By choosing this path I opened a new can of worms.  I learned about a pregnant scared teen who didn't know what to do.  I learned that my bio family was in a really bad situation and one baby changed them and gave them the strength to escape it.  I learned that even in the midst of bad things good takes place.

So now what's next?  Well I have a medical history so my doctor can keep a close eye on me for hereditary conditions.  I also have a new side to my family tree.  A cousin, an aunt, and a grandmother. I enjoy hearing from them and getting all the questions I didn't even know I had answered.  I feel like I now know where some of my quirks and the things that make me, well me come from.

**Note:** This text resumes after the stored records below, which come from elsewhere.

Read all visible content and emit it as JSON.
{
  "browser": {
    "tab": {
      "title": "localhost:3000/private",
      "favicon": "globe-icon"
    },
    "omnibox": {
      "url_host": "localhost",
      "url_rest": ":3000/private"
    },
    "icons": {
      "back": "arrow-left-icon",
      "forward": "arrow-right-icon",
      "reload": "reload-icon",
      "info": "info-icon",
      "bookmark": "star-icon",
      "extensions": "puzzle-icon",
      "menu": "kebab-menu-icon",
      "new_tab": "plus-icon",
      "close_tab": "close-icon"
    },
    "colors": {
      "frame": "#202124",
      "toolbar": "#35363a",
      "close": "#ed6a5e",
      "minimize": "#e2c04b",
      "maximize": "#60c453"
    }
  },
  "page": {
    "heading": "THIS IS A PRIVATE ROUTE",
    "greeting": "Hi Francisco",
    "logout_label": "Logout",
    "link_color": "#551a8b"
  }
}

But at the heart of it all and at the end of the day I am still Amy.  Still the daughter of two people from Colorado.  Still the big sister to one amazing sister in Colorado who gave me the bestest nephew and niece in the world.  My bio family gave me life, but my family gave me the strength to live it, the courage to try new things, and the joy in day to day life.

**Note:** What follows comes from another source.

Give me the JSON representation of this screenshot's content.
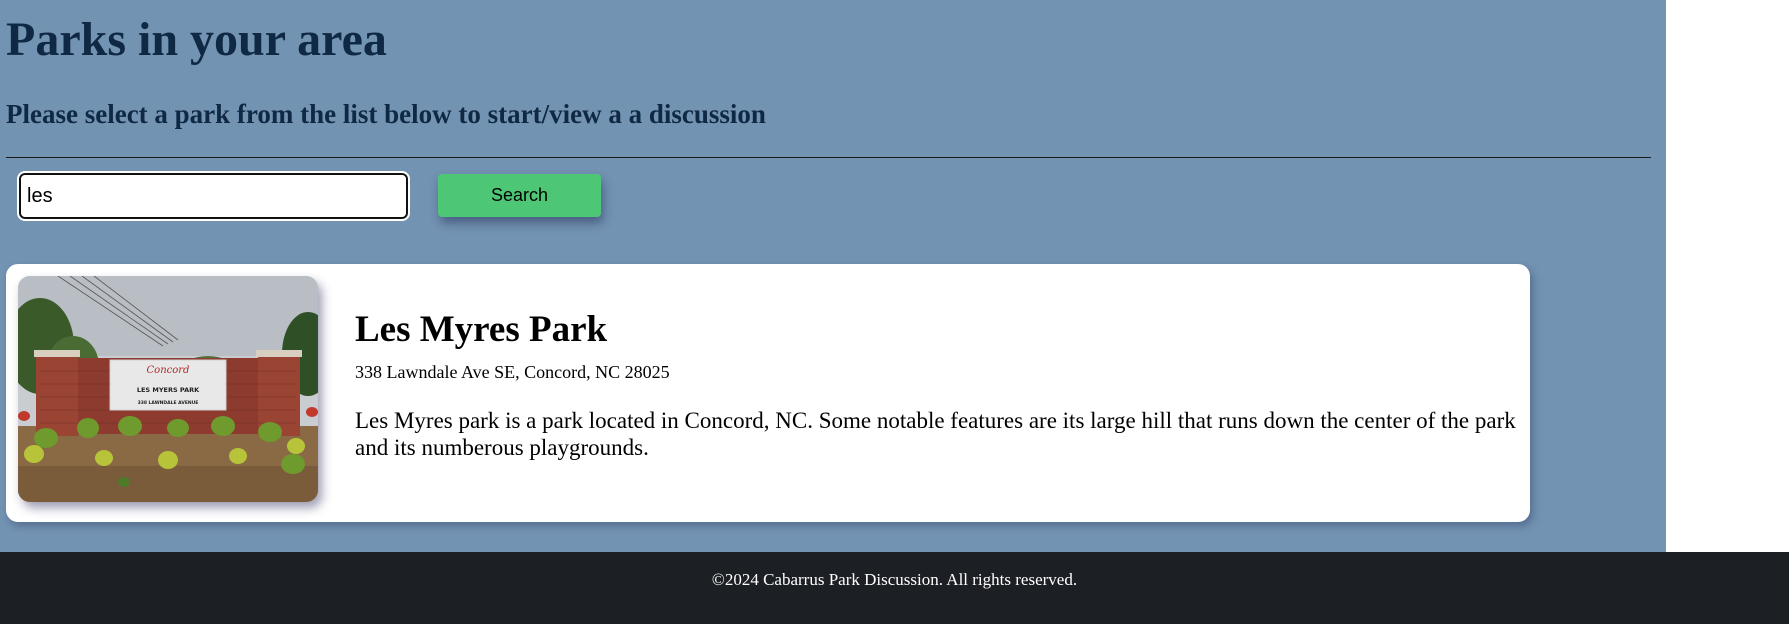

Both families have played some part in who I am and who I have become.  I am awed and blessed to be a part of both.  And I wouldn't have it any other way.


Sunday, September 1, 2013

The way it is

Sometimes, well most of the time,  my life does not go as planned.

Recently is seems like everything has gone wrong.  Everything.

We got a stomach flu and had to cancel an amazing appointment at Kluge.  This was going to get Cary on the fast track to therapy services.  I have now been calling them for a solid week to reschedule and have been unable to get past voice mail.  Grrr.

Marvin is still not able to get in for educational testing.  They told me we would have him in by August.  It is now September and all I have been getting is the run around.  Marvin needs services and he can't get them without a proper diagnosis.  More Grrr.

Shannon had an auto accident.  Our car is toast.  We now have to figure out what to do with that.

I am supposed to be in church right now but Cary decided today was a good day to have a marathon puke fest.  She is on her third bath, I am on my third shower, and my washing machine is plotting my demise as I type this.

So I am really ready to throw my hands up in the air right about now.

But in life things happen.  Some people have been kind of like, God does not give us more than we can handle.  I read a great article on that one and the writer quipped that what the person is really saying is shut up and stop whining.  I did have to smile when I heard that.  

Sometimes life is not running through the meadows with chirping birds and singing daisies.  It is vomit, frustration, a bit of healthy fear, and more vomit.  It isn't easy, its darn hard.

But the moments of grace carry me.  Plus faith that things will turn out for the best. I know that the bad will pass.  It takes time.  And a really good hot water heater.